The political parties of Spain are celebrating an “historic” €1bn five-year programme designed to tackle gender-based violence.

The measures include providing victims of abuse with six months’ unconditional unemployment benefits to give them a new start, and outlawing imprisoned abusers from being visited by their children.

The agreement was reached after six months and 66 expert hearings.

Reports say 870 women died from gender-based violence between 2003 and 2016. So far this year, at least 31 women have died.

Spanish politicians have pursued successive programmes to address the issue since 1997, when 60-year-old Ana Orantes was beaten, thrown over a balcony and then burned to death by her ex-husband after repeatedly complaining to authorities about his violent behaviour.

Orantes had been forced to split her home with her husband following divorce court orders.

Some of the new measures that received parliamentary endorsement include the status of victim being extended to women who have not yet filed a criminal complaint, allowing them access to assistance; mechanisms for identifying victims of gender-based violence will be established in hospital emergency rooms and primary care; children orphaned by gender-based violence will have priority access to state benefits including educational support; tougher penalties for gender-based crimes committed on the internet; and education to tackle sexism and raise awareness of the feminist movement.
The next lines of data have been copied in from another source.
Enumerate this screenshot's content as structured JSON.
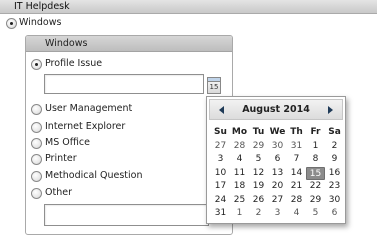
{
  "app": {
    "title": "IT Helpdesk"
  },
  "top_option": {
    "label": "Windows",
    "selected": true
  },
  "panel": {
    "header": "Windows",
    "options": [
      {
        "label": "Profile Issue",
        "selected": true
      },
      {
        "label": "User Management",
        "selected": false
      },
      {
        "label": "Internet Explorer",
        "selected": false
      },
      {
        "label": "MS Office",
        "selected": false
      },
      {
        "label": "Printer",
        "selected": false
      },
      {
        "label": "Methodical Question",
        "selected": false
      },
      {
        "label": "Other",
        "selected": false
      }
    ],
    "profile_issue_input_value": "",
    "other_input_value": ""
  },
  "calendar_button": {
    "icon": "calendar-icon",
    "day_label": "15"
  },
  "datepicker": {
    "month_label": "August 2014",
    "prev_icon": "chevron-left-icon",
    "next_icon": "chevron-right-icon",
    "weekdays": [
      "Su",
      "Mo",
      "Tu",
      "We",
      "Th",
      "Fr",
      "Sa"
    ],
    "weeks": [
      [
        "27",
        "28",
        "29",
        "30",
        "31",
        "1",
        "2"
      ],
      [
        "3",
        "4",
        "5",
        "6",
        "7",
        "8",
        "9"
      ],
      [
        "10",
        "11",
        "12",
        "13",
        "14",
        "15",
        "16"
      ],
      [
        "17",
        "18",
        "19",
        "20",
        "21",
        "22",
        "23"
      ],
      [
        "24",
        "25",
        "26",
        "27",
        "28",
        "29",
        "30"
      ],
      [
        "31",
        "1",
        "2",
        "3",
        "4",
        "5",
        "6"
      ]
    ],
    "selected_day": "15",
    "selected_color": "#8c8c8c"
  }
}
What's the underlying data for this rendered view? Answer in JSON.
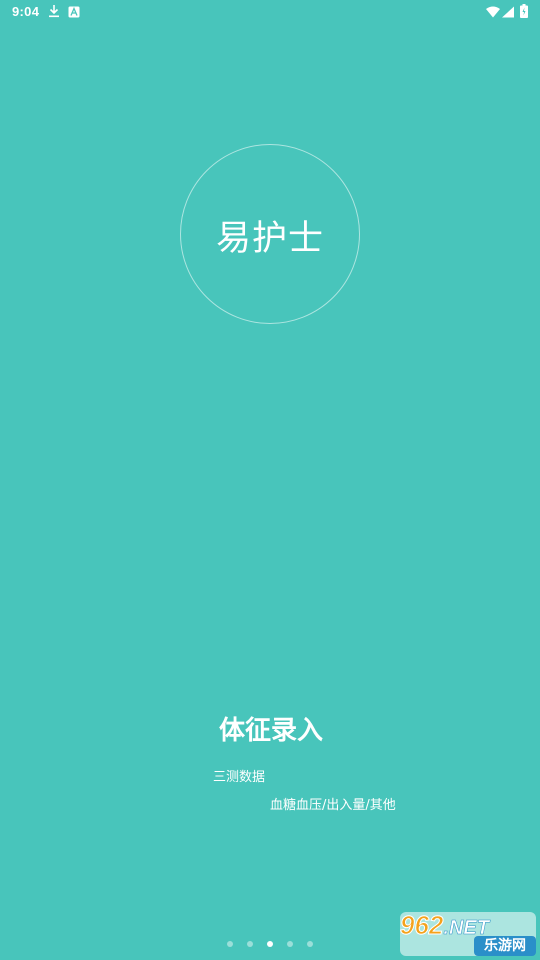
{
  "status_bar": {
    "time": "9:04",
    "icons": [
      "download-icon",
      "a-notification-icon",
      "wifi-icon",
      "signal-icon",
      "battery-icon"
    ]
  },
  "app": {
    "logo_text": "易护士"
  },
  "feature": {
    "title": "体征录入",
    "line1": "三测数据",
    "line2": "血糖血压/出入量/其他"
  },
  "pager": {
    "count": 5,
    "active_index": 2
  },
  "watermark": {
    "number": "962",
    "suffix": ".NET",
    "sub": "乐游网"
  },
  "colors": {
    "background": "#48c5bb",
    "text": "#ffffff"
  }
}
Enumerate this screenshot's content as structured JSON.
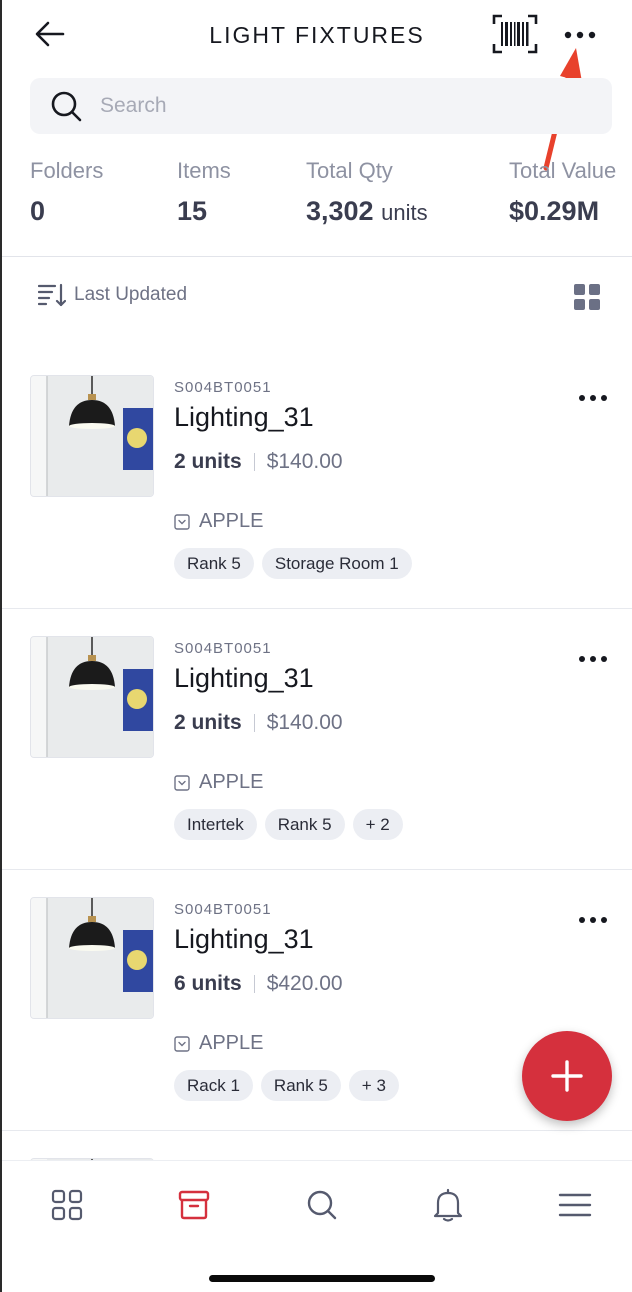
{
  "header": {
    "title": "LIGHT FIXTURES",
    "back_icon": "arrow-left-icon",
    "barcode_icon": "barcode-scan-icon",
    "more_icon": "more-horizontal-icon"
  },
  "search": {
    "placeholder": "Search",
    "icon": "search-icon"
  },
  "stats": [
    {
      "label": "Folders",
      "value": "0",
      "unit": ""
    },
    {
      "label": "Items",
      "value": "15",
      "unit": ""
    },
    {
      "label": "Total Qty",
      "value": "3,302",
      "unit": "units"
    },
    {
      "label": "Total Value",
      "value": "$0.29M",
      "unit": ""
    }
  ],
  "sort": {
    "label": "Last Updated",
    "icon": "sort-icon",
    "view_icon": "grid-view-icon"
  },
  "items": [
    {
      "sku": "S004BT0051",
      "name": "Lighting_31",
      "qty": "2 units",
      "price": "$140.00",
      "brand": "APPLE",
      "tags": [
        "Rank 5",
        "Storage Room 1"
      ]
    },
    {
      "sku": "S004BT0051",
      "name": "Lighting_31",
      "qty": "2 units",
      "price": "$140.00",
      "brand": "APPLE",
      "tags": [
        "Intertek",
        "Rank 5",
        "+ 2"
      ]
    },
    {
      "sku": "S004BT0051",
      "name": "Lighting_31",
      "qty": "6 units",
      "price": "$420.00",
      "brand": "APPLE",
      "tags": [
        "Rack 1",
        "Rank 5",
        "+ 3"
      ]
    }
  ],
  "fab": {
    "icon": "plus-icon"
  },
  "bottom_nav": [
    {
      "name": "dashboard",
      "icon": "dashboard-icon",
      "active": false
    },
    {
      "name": "items",
      "icon": "box-icon",
      "active": true
    },
    {
      "name": "search",
      "icon": "search-icon",
      "active": false
    },
    {
      "name": "notifications",
      "icon": "bell-icon",
      "active": false
    },
    {
      "name": "menu",
      "icon": "menu-icon",
      "active": false
    }
  ],
  "colors": {
    "accent": "#d5303d",
    "annotation": "#e8412c",
    "text": "#1f2130",
    "muted": "#6e7285",
    "tag_bg": "#eceef3"
  }
}
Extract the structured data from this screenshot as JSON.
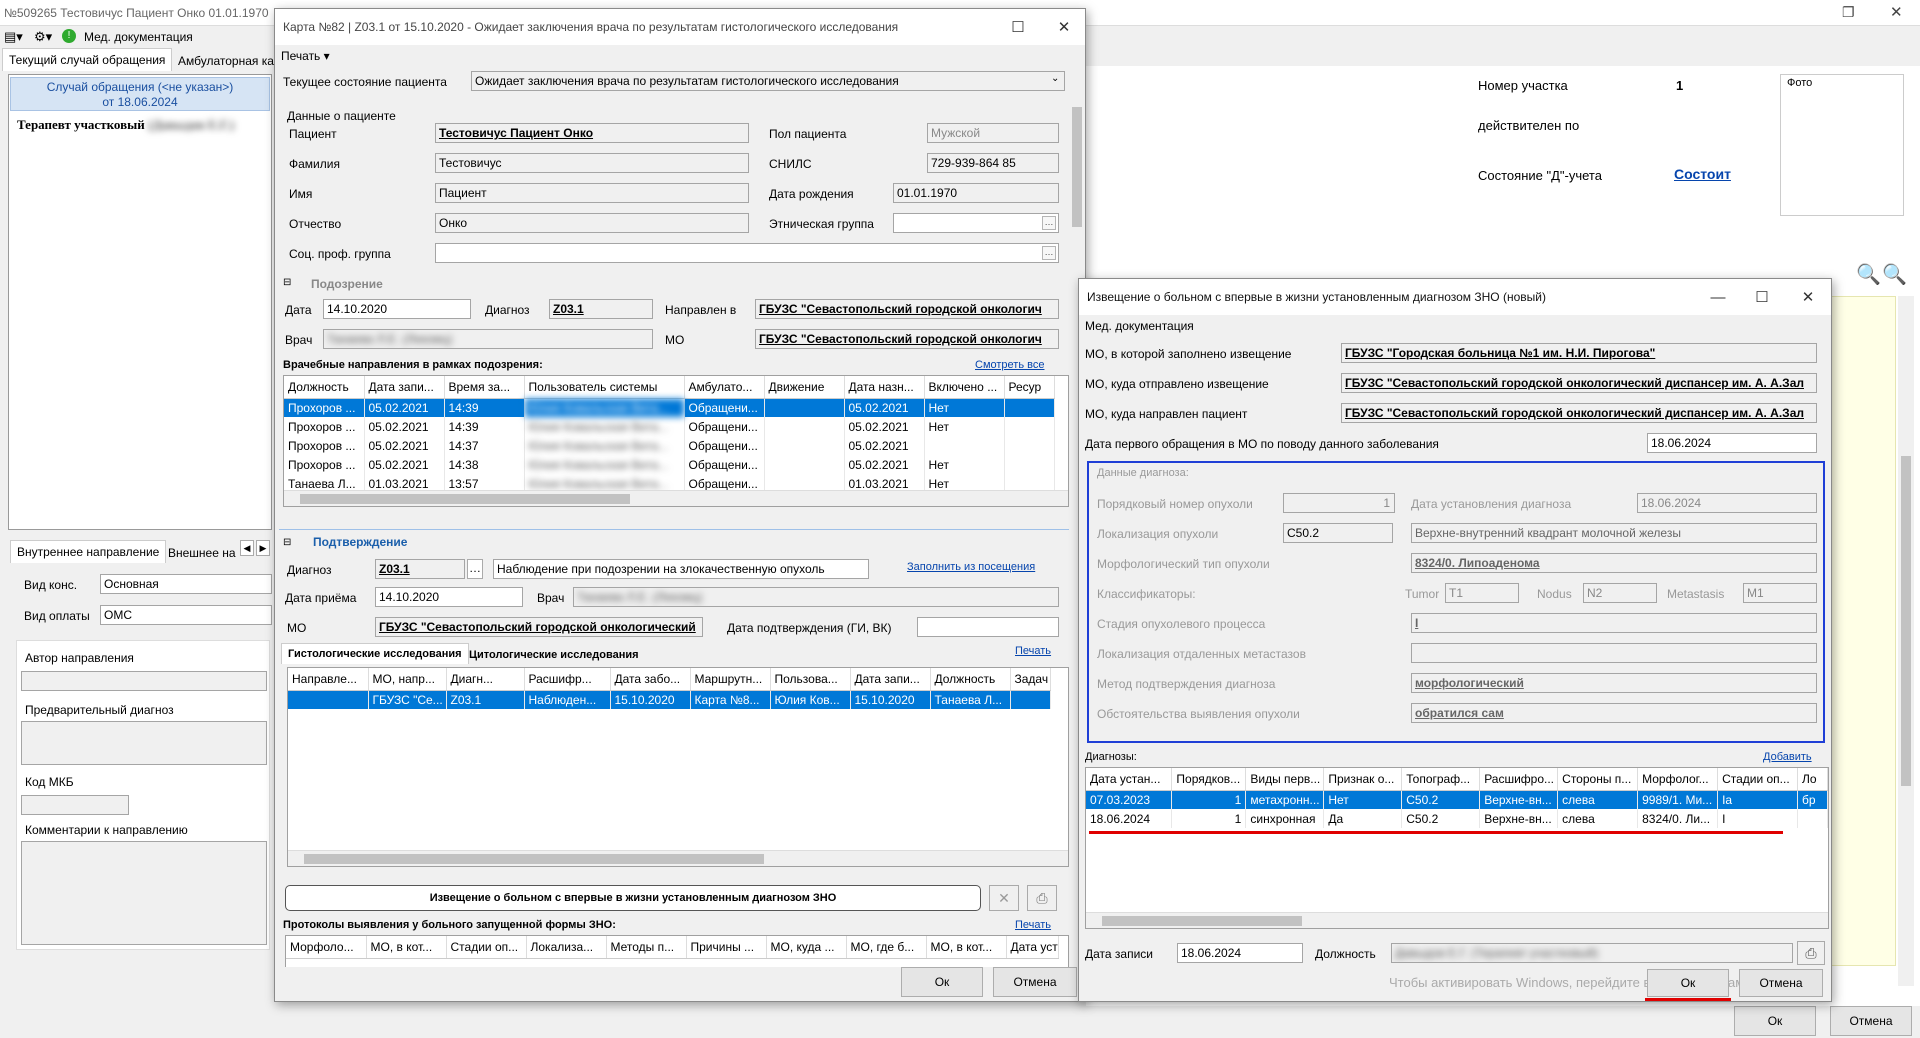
{
  "main": {
    "title": "№509265 Тестовичус Пациент Онко 01.01.1970",
    "toolbar_doc": "Мед. документация",
    "tabs": [
      "Текущий случай обращения",
      "Амбулаторная ка"
    ],
    "case_line1": "Случай обращения (<не указан>)",
    "case_line2": "от 18.06.2024",
    "tree_item": "Терапевт участковый",
    "tree_item_blur": "(Давыдов Е.Г.)",
    "tabs2": [
      "Внутреннее направление",
      "Внешнее на"
    ],
    "kind_label": "Вид конс.",
    "kind_value": "Основная",
    "pay_label": "Вид оплаты",
    "pay_value": "ОМС",
    "author_label": "Автор направления",
    "prediag_label": "Предварительный диагноз",
    "mkb_label": "Код МКБ",
    "comment_label": "Комментарии к направлению",
    "site_label": "Номер участка",
    "site_value": "1",
    "valid_label": "действителен по",
    "dstate_label": "Состояние \"Д\"-учета",
    "dstate_value": "Состоит",
    "photo_label": "Фото",
    "ok": "Ок",
    "cancel": "Отмена"
  },
  "card": {
    "title": "Карта №82 | Z03.1 от 15.10.2020 - Ожидает заключения врача по результатам гистологического исследования",
    "print": "Печать",
    "state_label": "Текущее состояние пациента",
    "state_value": "Ожидает заключения врача по результатам гистологического исследования",
    "patient_section": "Данные о пациенте",
    "patient_label": "Пациент",
    "patient_value": "Тестовичус Пациент Онко",
    "sex_label": "Пол пациента",
    "sex_value": "Мужской",
    "surname_label": "Фамилия",
    "surname_value": "Тестовичус",
    "snils_label": "СНИЛС",
    "snils_value": "729-939-864 85",
    "name_label": "Имя",
    "name_value": "Пациент",
    "dob_label": "Дата рождения",
    "dob_value": "01.01.1970",
    "patr_label": "Отчество",
    "patr_value": "Онко",
    "eth_label": "Этническая группа",
    "soc_label": "Соц. проф. группа",
    "susp_section": "Подозрение",
    "date_label": "Дата",
    "date_value": "14.10.2020",
    "diag_label": "Диагноз",
    "diag_value": "Z03.1",
    "sent_label": "Направлен в",
    "sent_value": "ГБУЗС \"Севастопольский городской онкологич",
    "doc_label": "Врач",
    "doc_value": "Танаева Л.Е. (Лекомц)",
    "mo_label": "МО",
    "mo_value": "ГБУЗС \"Севастопольский городской онкологич",
    "refs_label": "Врачебные направления в рамках подозрения:",
    "refs_link": "Смотреть все",
    "refs_cols": [
      "Должность",
      "Дата запи...",
      "Время за...",
      "Пользователь системы",
      "Амбулато...",
      "Движение",
      "Дата назн...",
      "Включено ...",
      "Ресур"
    ],
    "refs_rows": [
      [
        "Прохоров ...",
        "05.02.2021",
        "14:39",
        "Юлия Ковальская Вита...",
        "Обращени...",
        "",
        "05.02.2021",
        "Нет",
        ""
      ],
      [
        "Прохоров ...",
        "05.02.2021",
        "14:39",
        "Юлия Ковальская Вита...",
        "Обращени...",
        "",
        "05.02.2021",
        "Нет",
        ""
      ],
      [
        "Прохоров ...",
        "05.02.2021",
        "14:37",
        "Юлия Ковальская Вита...",
        "Обращени...",
        "",
        "05.02.2021",
        "",
        ""
      ],
      [
        "Прохоров ...",
        "05.02.2021",
        "14:38",
        "Юлия Ковальская Вита...",
        "Обращени...",
        "",
        "05.02.2021",
        "Нет",
        ""
      ],
      [
        "Танаева Л...",
        "01.03.2021",
        "13:57",
        "Юлия Ковальская Вита...",
        "Обращени...",
        "",
        "01.03.2021",
        "Нет",
        ""
      ]
    ],
    "conf_section": "Подтверждение",
    "cdiag_label": "Диагноз",
    "cdiag_value": "Z03.1",
    "cdiag_text": "Наблюдение при подозрении на злокачественную опухоль",
    "fill_link": "Заполнить из посещения",
    "adm_label": "Дата приёма",
    "adm_value": "14.10.2020",
    "cdoc_label": "Врач",
    "cdoc_value": "Танаева Л.Е. (Лекомц)",
    "cmo_label": "МО",
    "cmo_value": "ГБУЗС \"Севастопольский городской онкологический",
    "confdate_label": "Дата подтверждения (ГИ, ВК)",
    "histo_tabs": [
      "Гистологические исследования",
      "Цитологические исследования"
    ],
    "histo_print": "Печать",
    "histo_cols": [
      "Направле...",
      "МО, напр...",
      "Диагн...",
      "Расшифр...",
      "Дата забо...",
      "Маршрутн...",
      "Пользова...",
      "Дата запи...",
      "Должность",
      "Задач"
    ],
    "histo_row": [
      "",
      "ГБУЗС \"Се...",
      "Z03.1",
      "Наблюден...",
      "15.10.2020",
      "Карта №8...",
      "Юлия Ков...",
      "15.10.2020",
      "Танаева Л...",
      ""
    ],
    "notice_btn": "Извещение о больном с впервые в жизни установленным диагнозом ЗНО",
    "proto_label": "Протоколы выявления у больного запущенной формы ЗНО:",
    "proto_print": "Печать",
    "proto_cols": [
      "Морфоло...",
      "МО, в кот...",
      "Стадии оп...",
      "Локализа...",
      "Методы п...",
      "Причины ...",
      "МО, куда ...",
      "МО, где б...",
      "МО, в кот...",
      "Дата уст"
    ],
    "ok": "Ок",
    "cancel": "Отмена"
  },
  "notice": {
    "title": "Извещение о больном с впервые в жизни установленным диагнозом ЗНО (новый)",
    "menu": "Мед. документация",
    "mo_fill_label": "МО, в которой заполнено извещение",
    "mo_fill_value": "ГБУЗС \"Городская больница №1 им. Н.И. Пирогова\"",
    "mo_sent_label": "МО, куда отправлено извещение",
    "mo_sent_value": "ГБУЗС \"Севастопольский городской онкологический диспансер им. А. А.Зал",
    "mo_dir_label": "МО, куда направлен пациент",
    "mo_dir_value": "ГБУЗС \"Севастопольский городской онкологический диспансер им. А. А.Зал",
    "first_label": "Дата первого обращения в МО по поводу данного заболевания",
    "first_value": "18.06.2024",
    "dd_section": "Данные диагноза:",
    "tnum_label": "Порядковый номер опухоли",
    "tnum_value": "1",
    "dset_label": "Дата установления диагноза",
    "dset_value": "18.06.2024",
    "loc_label": "Локализация опухоли",
    "loc_code": "C50.2",
    "loc_text": "Верхне-внутренний квадрант молочной железы",
    "morph_label": "Морфологический тип опухоли",
    "morph_value": "8324/0. Липоаденома",
    "cls_label": "Классификаторы:",
    "tumor_label": "Tumor",
    "tumor_value": "T1",
    "nodus_label": "Nodus",
    "nodus_value": "N2",
    "meta_label": "Metastasis",
    "meta_value": "M1",
    "stage_label": "Стадия опухолевого процесса",
    "stage_value": "I",
    "metloc_label": "Локализация отдаленных метастазов",
    "method_label": "Метод подтверждения диагноза",
    "method_value": "морфологический",
    "circ_label": "Обстоятельства выявления опухоли",
    "circ_value": "обратился сам",
    "diags_label": "Диагнозы:",
    "add_link": "Добавить",
    "diag_cols": [
      "Дата устан...",
      "Порядков...",
      "Виды перв...",
      "Признак о...",
      "Топограф...",
      "Расшифро...",
      "Стороны п...",
      "Морфолог...",
      "Стадии оп...",
      "Ло"
    ],
    "diag_rows": [
      [
        "07.03.2023",
        "1",
        "метахронн...",
        "Нет",
        "C50.2",
        "Верхне-вн...",
        "слева",
        "9989/1. Ми...",
        "Ia",
        "бр"
      ],
      [
        "18.06.2024",
        "1",
        "синхронная",
        "Да",
        "C50.2",
        "Верхне-вн...",
        "слева",
        "8324/0. Ли...",
        "I",
        ""
      ]
    ],
    "rec_label": "Дата записи",
    "rec_value": "18.06.2024",
    "pos_label": "Должность",
    "pos_value": "Давыдов Е.Г. (Терапевт участковый)",
    "watermark": "Чтобы активировать Windows, перейдите в раздел \"Параметры\".",
    "ok": "Ок",
    "cancel": "Отмена"
  },
  "colors": {
    "selection": "#0078d7",
    "link": "#0645ad",
    "section": "#1b5fab",
    "highlight_border": "#1f3fd6",
    "red_line": "#e00000"
  }
}
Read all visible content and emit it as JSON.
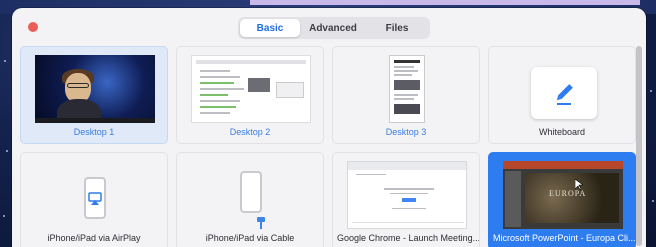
{
  "tabs": [
    {
      "label": "Basic",
      "active": true
    },
    {
      "label": "Advanced",
      "active": false
    },
    {
      "label": "Files",
      "active": false
    }
  ],
  "share_items": [
    {
      "label": "Desktop 1",
      "kind": "screen",
      "state": "highlighted"
    },
    {
      "label": "Desktop 2",
      "kind": "screen",
      "state": "normal"
    },
    {
      "label": "Desktop 3",
      "kind": "screen",
      "state": "normal"
    },
    {
      "label": "Whiteboard",
      "kind": "whiteboard",
      "icon": "pencil-icon",
      "state": "normal"
    },
    {
      "label": "iPhone/iPad via AirPlay",
      "kind": "device",
      "icon": "airplay-icon",
      "state": "normal"
    },
    {
      "label": "iPhone/iPad via Cable",
      "kind": "device",
      "icon": "cable-icon",
      "state": "normal"
    },
    {
      "label": "Google Chrome - Launch Meeting...",
      "kind": "window",
      "state": "normal"
    },
    {
      "label": "Microsoft PowerPoint - Europa Cli...",
      "kind": "window",
      "state": "selected"
    }
  ],
  "thumbnails": {
    "powerpoint_slide_title": "EUROPA"
  },
  "colors": {
    "accent": "#2d7cf0",
    "close_dot": "#ec5d57",
    "panel_bg": "#f3f3f5"
  }
}
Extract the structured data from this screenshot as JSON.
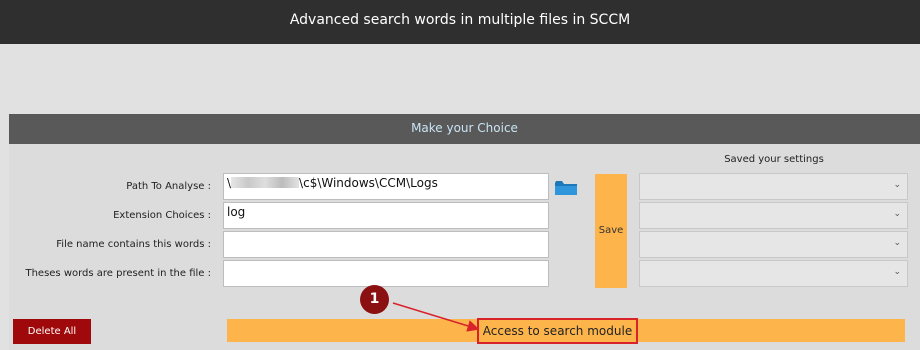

Javier Maroto of the ruling popular party described the new measures as an “unprecedented event” in Spanish political history.

Pan European Networks Ltd